With riding season now at an end for a few months I get to catch up on my reading, tackling some of the pile of books I have managed to amass which threatens to topple over causing grievous bodily harm to the unwary.
The Monuments Men is my current read. It contains nary a mention of two-wheeled motor vehicles so it is not a “motorcycle” book, but it is a great story nonetheless.
The “Monuments Men” were a little known group consisting of a small number of Allied soldiers tasked with the responsibility to protect, to the extent possible, all the cultural treasures of Central Europe during the latter months of the Second World War. I’d never heard of them before and, for that matter, had never really thought about it, but when you consider the destruction wrought on so many cities during the war the fact that any artworks remained at all is in itself amazing.
Although they had a mandate from President Roosevelt and the support of General Eisenhower the initial team of a dozen or so men had no specific orders or logistical support once in the field.

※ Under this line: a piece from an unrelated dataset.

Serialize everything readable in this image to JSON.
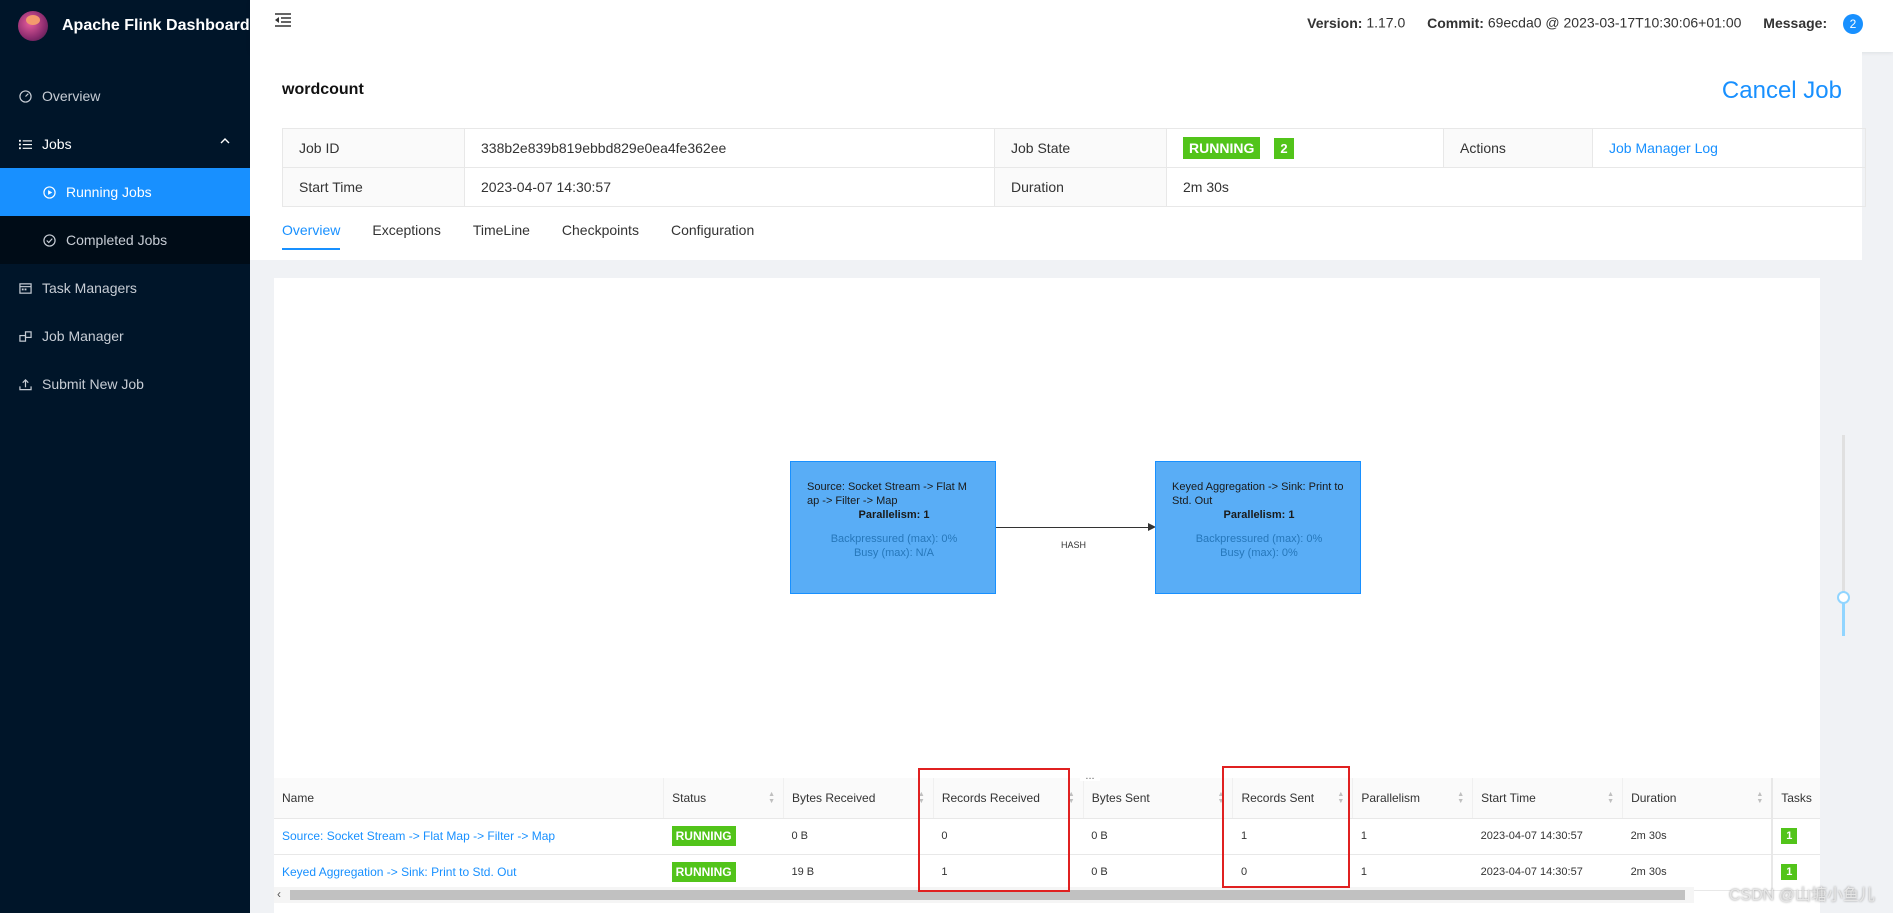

They were on their own, scattered across Europe, competing with operational needs while trying to follow the advancing armies. Transportation was usually by hitching a ride with someone going, hopefully, in their general direction although abandoned cars and bicycles were also commandeered when possible. Once in theatre these men had to convince field commanders to protect priceless cultural artefacts from the ravages of battle, looting, or the wanton destruction caused by retreating armies. They were of low rank (Private through Major) so moral suasion was their only tool to accomplish this. Sometimes it didn’t work. Other times they were too late, able only to document the ruins. But often enough they managed to convince commanders to take a particular course of action that would preserve an historic building or work of art.
In the process they also uncovered vast treasure troves of stolen paintings, sculptures, gold and silver. These, and other artworks, had been systematically looted by the Germans from museums, private collections, and Jewish homes. Intended to become the greatest collection ever amassed, representing the magnificence of the Third Reich, these artefacts had been stored in basements, abandoned mines, and remote hideaways while Hitler awaited the construction of his Führermuseum in Linz.
It was an incredibly daunting task, and dangerous - some Monuments Men lost their lives in the process – but the very fact that we can, today, go into the Rijksmuseum in Amsterdam and see Rembrandt’s Night Watch, or view the Bayeux Tapestry at its home in Bayeux, or even experience the Louvre’s collection is a testament to how extraordinarily successful these few men were.
It’s well worth a read. Highly recommended.